--- Given data Enclosed Below ---

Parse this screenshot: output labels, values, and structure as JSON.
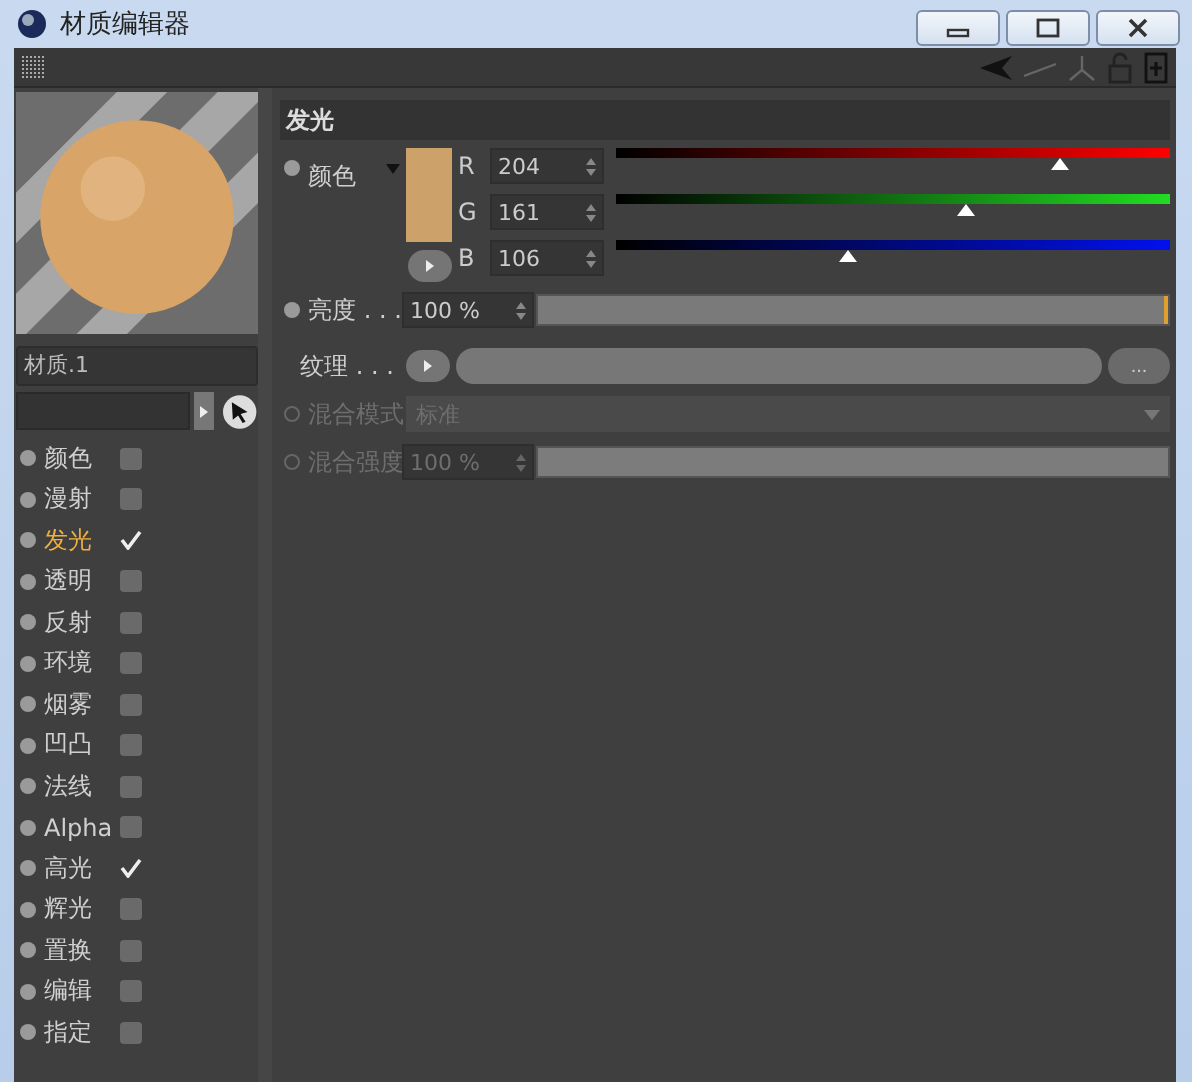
{
  "window": {
    "title": "材质编辑器"
  },
  "material": {
    "name": "材质.1"
  },
  "channels": [
    {
      "name": "颜色",
      "checked": false,
      "selected": false
    },
    {
      "name": "漫射",
      "checked": false,
      "selected": false
    },
    {
      "name": "发光",
      "checked": true,
      "selected": true
    },
    {
      "name": "透明",
      "checked": false,
      "selected": false
    },
    {
      "name": "反射",
      "checked": false,
      "selected": false
    },
    {
      "name": "环境",
      "checked": false,
      "selected": false
    },
    {
      "name": "烟雾",
      "checked": false,
      "selected": false
    },
    {
      "name": "凹凸",
      "checked": false,
      "selected": false
    },
    {
      "name": "法线",
      "checked": false,
      "selected": false
    },
    {
      "name": "Alpha",
      "checked": false,
      "selected": false
    },
    {
      "name": "高光",
      "checked": true,
      "selected": false
    },
    {
      "name": "辉光",
      "checked": false,
      "selected": false
    },
    {
      "name": "置换",
      "checked": false,
      "selected": false
    },
    {
      "name": "编辑",
      "checked": false,
      "selected": false
    },
    {
      "name": "指定",
      "checked": false,
      "selected": false
    }
  ],
  "panel": {
    "title": "发光",
    "color": {
      "label": "颜色",
      "components": [
        {
          "letter": "R",
          "value": "204",
          "level": 0.8
        },
        {
          "letter": "G",
          "value": "161",
          "level": 0.63
        },
        {
          "letter": "B",
          "value": "106",
          "level": 0.42
        }
      ]
    },
    "brightness": {
      "label": "亮度 . . .",
      "value": "100 %",
      "level": 1,
      "disabled": false
    },
    "texture": {
      "label": "纹理 . . .",
      "more": "..."
    },
    "blend_mode": {
      "label": "混合模式",
      "value": "标准",
      "disabled": true
    },
    "blend_strength": {
      "label": "混合强度",
      "value": "100 %",
      "level": 1,
      "disabled": true
    }
  }
}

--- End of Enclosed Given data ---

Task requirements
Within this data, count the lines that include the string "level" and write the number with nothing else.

Solution
5